### What you have to do
The lines needed are those below that contain the word "chevron"; copy each one.
↓
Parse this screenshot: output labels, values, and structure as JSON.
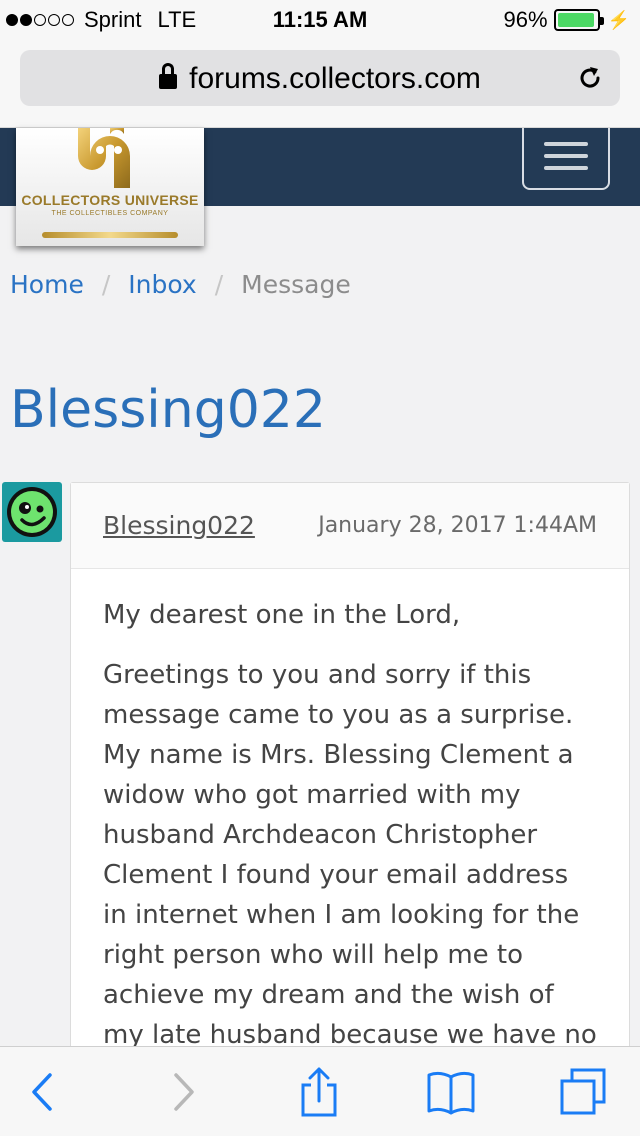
{
  "status_bar": {
    "signal_dots_on": 2,
    "signal_dots_total": 5,
    "carrier": "Sprint",
    "network": "LTE",
    "time": "11:15 AM",
    "battery_text": "96%",
    "battery_level": 0.96,
    "battery_color": "#4cd964"
  },
  "browser": {
    "url": "forums.collectors.com",
    "lock_icon": "lock-icon",
    "reload_icon": "reload-icon"
  },
  "site": {
    "logo_title": "COLLECTORS UNIVERSE",
    "logo_subtitle": "THE COLLECTIBLES COMPANY",
    "header_color": "#233a55",
    "menu_icon": "hamburger-menu-icon"
  },
  "breadcrumb": {
    "items": [
      "Home",
      "Inbox"
    ],
    "separator": "/",
    "current": "Message"
  },
  "page": {
    "title": "Blessing022"
  },
  "message": {
    "author": "Blessing022",
    "date": "January 28, 2017 1:44AM",
    "paragraphs": [
      "My dearest one in the Lord,",
      "Greetings to you and sorry if this message came to you as a surprise. My name is Mrs. Blessing Clement a widow who got married with my husband Archdeacon Christopher Clement I found your email address in internet when I am looking for the right person who will help me to achieve my dream and the wish of my late husband because we have no"
    ]
  },
  "toolbar": {
    "back_icon": "back-chevron-icon",
    "forward_icon": "forward-chevron-icon",
    "share_icon": "share-icon",
    "bookmarks_icon": "bookmarks-book-icon",
    "tabs_icon": "tabs-icon",
    "accent": "#1a7cf5"
  }
}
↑
### Answer
    "back_icon": "back-chevron-icon",
    "forward_icon": "forward-chevron-icon",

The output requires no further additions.